I’ve recently added bookmark links to my website for various social networks – these are the links that when clicked allow a visitor to bookmark or promote a page that they like. Implementing these links required writing some XSLT that would produce the correct URL – specifically, I had to pass the URL of the current page as a URL parameter (also known as query strings). This required URL encoding, which isn’t entirely straight forward in XSLT…
What is URL encoding?
URLs can only consist of characters belonging to a character set chosen specifically for URLs. There are approximately 60 characters in this set, of which some are “reserved” – this grants them a special meaning depending on their context within a URL. For example, all but the most trivial of URLs will feature forward slashes to delimit path segments.
To use a reserved character in a way that doesn’t invoke its special meaning, or, for that matter, to use a character from outside the character set, requires the character in question to be URL encoded.
When a character is being encoded it is converted to its corresponding ASCII value, which is then converted into a pair of hexadecimal digits. These digits are then prefixed with a percent sign. For example, a forward slash has ASCII value 47, which is 2F in hexadecimal. A URL encoded forward slash therefore appears as “%2F” within a URL.
Query strings in particular, which are parts of URLs used to pass data between pages, need to be URL encoded if they contain reserved characters. This prevents any confusion over how a character should be interpreted. For example, ampersands are used as delimiters between query strings, therefore ampersands must be URL encoded when intended to be part of a query string itself.
How to URL encode with XSLT
If you’re using XSLT 2 then you should be able to use the “fn:encode-for-uri” function. In most cases you would probably just use it on query strings and then concatenate the result with the URL you are building.
If you’re using XSLT 1 and a Java based XSLT processor then you should be able to “outsource” the URL encoding to Java, e.g:
<xsl:stylesheet xmlns:xsl="http://www.w3.org/1999/XSL/Transform" xmlns:url="http://whatever/java/java.net.URLEncoder" version="1.0" exclude-result-prefixes="url">
<xsl:value-of select="url:encode('This is URL encoded')" />
The exact way that you invoke Java may vary depending on your XSLT processor, but I believe the above should work for Saxon. The important part in the above code is the inclusion of the “url” namespace. This allows you to invoke the “encode” function from the java.net.URLEncoder class via “url:encode”.

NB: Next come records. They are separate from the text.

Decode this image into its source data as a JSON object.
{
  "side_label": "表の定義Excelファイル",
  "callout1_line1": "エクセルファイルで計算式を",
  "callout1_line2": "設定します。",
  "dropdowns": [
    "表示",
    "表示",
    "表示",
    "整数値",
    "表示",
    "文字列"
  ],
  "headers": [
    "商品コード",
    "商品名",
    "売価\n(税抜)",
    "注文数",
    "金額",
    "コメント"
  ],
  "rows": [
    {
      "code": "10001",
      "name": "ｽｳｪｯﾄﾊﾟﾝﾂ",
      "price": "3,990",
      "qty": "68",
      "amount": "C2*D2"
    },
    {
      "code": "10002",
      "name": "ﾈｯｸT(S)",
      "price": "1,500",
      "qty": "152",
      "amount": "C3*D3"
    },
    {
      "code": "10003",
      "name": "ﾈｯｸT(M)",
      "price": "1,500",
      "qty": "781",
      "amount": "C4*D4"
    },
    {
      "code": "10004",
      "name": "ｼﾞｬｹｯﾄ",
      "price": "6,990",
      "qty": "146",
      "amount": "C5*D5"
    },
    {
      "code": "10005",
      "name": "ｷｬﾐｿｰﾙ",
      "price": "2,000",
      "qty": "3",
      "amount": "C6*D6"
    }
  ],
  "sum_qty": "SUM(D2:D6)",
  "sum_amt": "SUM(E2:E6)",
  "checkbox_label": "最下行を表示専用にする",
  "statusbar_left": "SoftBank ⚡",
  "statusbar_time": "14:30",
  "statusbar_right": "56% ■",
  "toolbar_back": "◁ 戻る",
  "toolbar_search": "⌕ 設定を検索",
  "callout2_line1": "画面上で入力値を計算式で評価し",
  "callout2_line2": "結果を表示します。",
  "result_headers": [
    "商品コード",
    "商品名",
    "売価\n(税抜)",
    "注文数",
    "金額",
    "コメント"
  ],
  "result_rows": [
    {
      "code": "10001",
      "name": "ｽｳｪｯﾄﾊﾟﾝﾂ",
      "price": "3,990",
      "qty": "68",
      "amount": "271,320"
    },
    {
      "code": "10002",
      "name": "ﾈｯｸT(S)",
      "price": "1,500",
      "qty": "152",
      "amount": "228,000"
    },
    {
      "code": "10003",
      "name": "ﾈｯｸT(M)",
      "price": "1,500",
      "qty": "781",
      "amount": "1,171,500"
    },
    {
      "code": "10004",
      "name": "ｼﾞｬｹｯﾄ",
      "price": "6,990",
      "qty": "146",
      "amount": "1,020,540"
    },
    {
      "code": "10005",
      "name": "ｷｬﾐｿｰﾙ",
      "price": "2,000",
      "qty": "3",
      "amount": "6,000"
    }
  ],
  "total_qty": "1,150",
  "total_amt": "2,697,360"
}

If you’re not able to use Java to do the heavy lifting for you then you may want to use this URL encoding stylesheet. I use it on my own website and it seems to work well.